Hit: Calling Out Misplaced Priorities. Kudos to Alicia Huey, the chairman of the National Association of Home Builders (NAHB), for criticizing President Biden’s decision to invoke the Defense Production Act to boost production of electric heaters. “The purpose of the Defense Production Act is to expand the supply of materials and services to protect the American people, not to advance a political agenda,” said Huey, who is also a custom home developer from Birmingham, Alabama. “Therefore, it is extremely disappointing that President Biden has elected to invoke the Defense Production Act in a blatant move to promote a policy agenda seeking to push American households towards electric heating in lieu of gas heating.” Indeed, perhaps this policy should be renamed the Green Bad Deal?
Hit: Honoring Heroes. Kudos are also directed at the Tunnel to Towers Foundation on the launch of its fifth annual Season of Hope campaign, with the goal of delivering 40 mortgage-free homes to eligible recipients by Christmas Eve. This philanthropy helps the families of servicemembers and first responders killed in the line of duty, and also provides properties to those heroes severely injured while in service. The foundation added that it on track to meet its goal of delivering more than 200 mortgage-free homes to families across its programs, which is very good news that is worth sharing.

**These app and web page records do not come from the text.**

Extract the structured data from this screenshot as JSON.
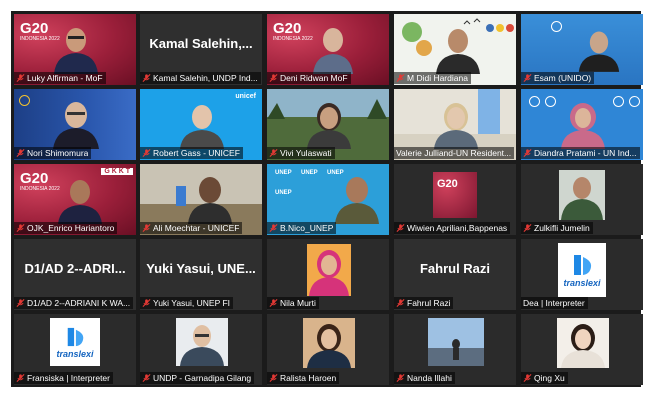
{
  "meeting": {
    "participants": [
      {
        "id": "p1",
        "name": "Luky Alfirman - MoF",
        "big_name": "",
        "active": true,
        "muted": true
      },
      {
        "id": "p2",
        "name": "Kamal Salehin, UNDP Ind...",
        "big_name": "Kamal Salehin,...",
        "active": false,
        "muted": true
      },
      {
        "id": "p3",
        "name": "Deni Ridwan MoF",
        "big_name": "",
        "active": false,
        "muted": true
      },
      {
        "id": "p4",
        "name": "M Didi Hardiana",
        "big_name": "",
        "active": false,
        "muted": true
      },
      {
        "id": "p5",
        "name": "Esam (UNIDO)",
        "big_name": "",
        "active": false,
        "muted": true
      },
      {
        "id": "p6",
        "name": "Nori Shimomura",
        "big_name": "",
        "active": false,
        "muted": true
      },
      {
        "id": "p7",
        "name": "Robert Gass - UNICEF",
        "big_name": "",
        "active": false,
        "muted": true
      },
      {
        "id": "p8",
        "name": "Vivi Yulaswati",
        "big_name": "",
        "active": false,
        "muted": true
      },
      {
        "id": "p9",
        "name": "Valerie Julliand-UN Resident...",
        "big_name": "",
        "active": false,
        "muted": false
      },
      {
        "id": "p10",
        "name": "Diandra Pratami - UN Ind...",
        "big_name": "",
        "active": false,
        "muted": true
      },
      {
        "id": "p11",
        "name": "OJK_Enrico Hariantoro",
        "big_name": "",
        "active": false,
        "muted": true
      },
      {
        "id": "p12",
        "name": "Ali Moechtar - UNICEF",
        "big_name": "",
        "active": false,
        "muted": true
      },
      {
        "id": "p13",
        "name": "B.Nico_UNEP",
        "big_name": "",
        "active": false,
        "muted": true
      },
      {
        "id": "p14",
        "name": "Wiwien Apriliani,Bappenas",
        "big_name": "",
        "active": false,
        "muted": true
      },
      {
        "id": "p15",
        "name": "Zulkifli Jumelin",
        "big_name": "",
        "active": false,
        "muted": true
      },
      {
        "id": "p16",
        "name": "D1/AD 2--ADRIANI K WA...",
        "big_name": "D1/AD 2--ADRI...",
        "active": false,
        "muted": true
      },
      {
        "id": "p17",
        "name": "Yuki Yasui, UNEP FI",
        "big_name": "Yuki Yasui, UNE...",
        "active": false,
        "muted": true
      },
      {
        "id": "p18",
        "name": "Nila Murti",
        "big_name": "",
        "active": false,
        "muted": true
      },
      {
        "id": "p19",
        "name": "Fahrul Razi",
        "big_name": "Fahrul Razi",
        "active": false,
        "muted": true
      },
      {
        "id": "p20",
        "name": "Dea | Interpreter",
        "big_name": "",
        "active": false,
        "muted": false
      },
      {
        "id": "p21",
        "name": "Fransiska | Interpreter",
        "big_name": "",
        "active": false,
        "muted": true
      },
      {
        "id": "p22",
        "name": "UNDP - Garnadipa Gilang",
        "big_name": "",
        "active": false,
        "muted": true
      },
      {
        "id": "p23",
        "name": "Ralista Haroen",
        "big_name": "",
        "active": false,
        "muted": true
      },
      {
        "id": "p24",
        "name": "Nanda Illahi",
        "big_name": "",
        "active": false,
        "muted": true
      },
      {
        "id": "p25",
        "name": "Qing Xu",
        "big_name": "",
        "active": false,
        "muted": true
      }
    ]
  },
  "branding": {
    "g20_label": "G20",
    "g20_sub": "INDONESIA 2022",
    "unicef_label": "unicef",
    "translexi_label": "translexi",
    "gkkt_label": "G K K T",
    "unep_label": "UNEP"
  },
  "colors": {
    "stage": "#1b1b1b",
    "active_border": "#e6d21e",
    "muted_icon": "#e53935",
    "g20_red": "#b0243d",
    "unicef_blue": "#1da1e8",
    "un_blue": "#2f86d6"
  }
}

Hit: The Big Apple’s Newest Hotel. Congrats to Renaissance Hotels on the opening of its latest property, the Renaissance New York Harlem Hotel. This is the brand’s first in the celebrated Manhattan neighborhood – which has been conspicuously lacking in new full-service lodging establishments for too many years – and it has already changed the skyline as the tallest building north of Central Park. With 211 guest rooms and suites, more than 9,000 square feet of event space and a restaurant/bar that will offer nightly live jazz performances and the diverse cuisines of the African diaspora, this hotel promises to be one of the most exciting locations in the city’s lodging sector.

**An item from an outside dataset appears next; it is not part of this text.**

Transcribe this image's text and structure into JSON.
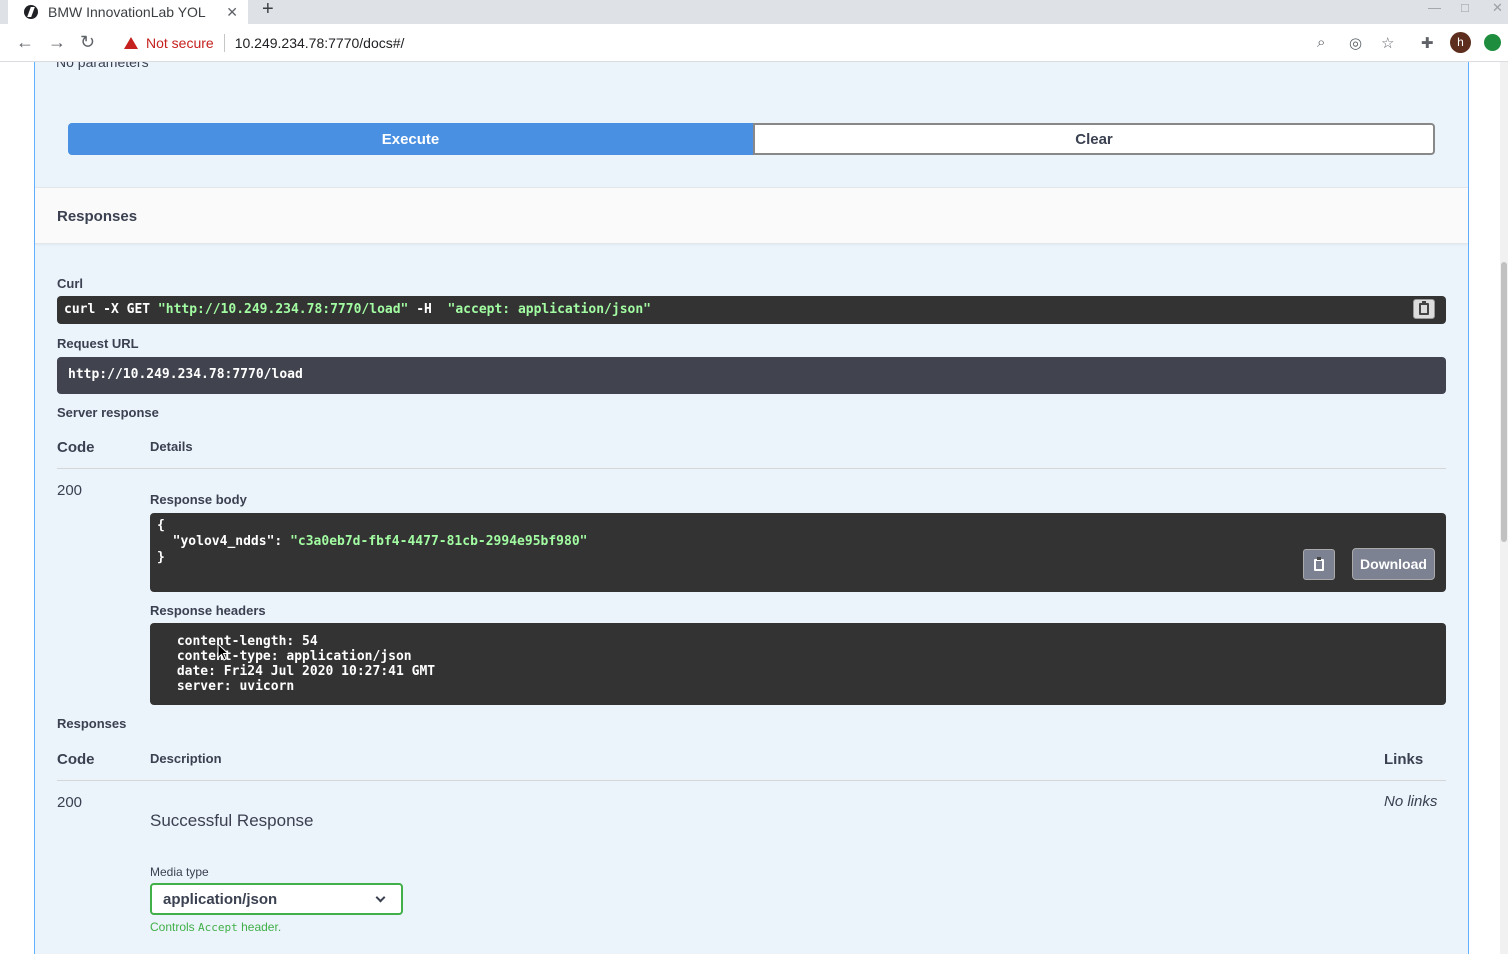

Hit and Miss: A Premature Project? CBS News reported the Port of San Francisco and the U.S. Army Corps of Engineers are planning to raise, historic Ferry Building by as much as seven feet to offset the threat of climate change-induced flooding. The Ferry Building is home to six ferry piers, 44 shops and restaurants, a farmer’s market and 190,000 square feet of offices and meeting spaces – thus, this endeavor deserves praise for the engineering feat required to elevate such a massive space. But on the flip side, this project is underway because of forecasts that the San Francisco shoreline might witness a sea level rise of 3- to 7-feet by 2100 – which is 77 years from now. Perhaps San Francisco and the federal government might want to prioritize the problems facing the Bay Area city today, rather than spending millions to avert a problem that may or may not occur in roughly three-quarters of a century from now?
Phil Hall is editor of Weekly Real Estate News. He can be reached at [email protected].